Task details:
The records, repeated exactly and in full, are the expected answer.

App and web page records:
= = = = = = =

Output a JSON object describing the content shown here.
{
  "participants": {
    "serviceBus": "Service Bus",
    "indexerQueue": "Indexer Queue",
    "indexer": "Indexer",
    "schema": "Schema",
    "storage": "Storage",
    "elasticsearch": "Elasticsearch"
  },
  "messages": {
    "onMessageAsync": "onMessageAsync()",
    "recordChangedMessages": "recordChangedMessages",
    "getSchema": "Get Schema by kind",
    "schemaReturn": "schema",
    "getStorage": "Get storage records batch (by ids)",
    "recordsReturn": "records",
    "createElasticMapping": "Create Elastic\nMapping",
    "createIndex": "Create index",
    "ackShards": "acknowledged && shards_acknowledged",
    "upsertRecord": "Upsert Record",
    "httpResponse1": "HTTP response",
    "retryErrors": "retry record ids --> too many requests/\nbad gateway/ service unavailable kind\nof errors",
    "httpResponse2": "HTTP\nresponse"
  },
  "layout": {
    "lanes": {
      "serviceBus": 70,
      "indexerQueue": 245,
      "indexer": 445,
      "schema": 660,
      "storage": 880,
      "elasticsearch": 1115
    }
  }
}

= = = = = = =

The answer:
Output a JSON object describing the content shown here.
{
  "participants": {
    "serviceBus": "Service Bus",
    "indexerQueue": "Indexer Queue",
    "indexer": "Indexer",
    "schema": "Schema",
    "storage": "Storage",
    "elasticsearch": "Elasticsearch"
  },
  "messages": {
    "onMessageAsync": "onMessageAsync()",
    "recordChangedMessages": "recordChangedMessages",
    "getSchema": "Get Schema by kind",
    "schemaReturn": "schema",
    "getStorage": "Get storage records batch (by ids)",
    "recordsReturn": "records",
    "createElasticMapping": "Create Elastic\nMapping",
    "createIndex": "Create index",
    "ackShards": "acknowledged && shards_acknowledged",
    "upsertRecord": "Upsert Record",
    "httpResponse1": "HTTP response",
    "retryErrors": "retry record ids --> too many requests/\nbad gateway/ service unavailable kind\nof errors",
    "httpResponse2": "HTTP\nresponse"
  },
  "layout": {
    "lanes": {
      "serviceBus": 70,
      "indexerQueue": 245,
      "indexer": 445,
      "schema": 660,
      "storage": 880,
      "elasticsearch": 1115
    }
  }
}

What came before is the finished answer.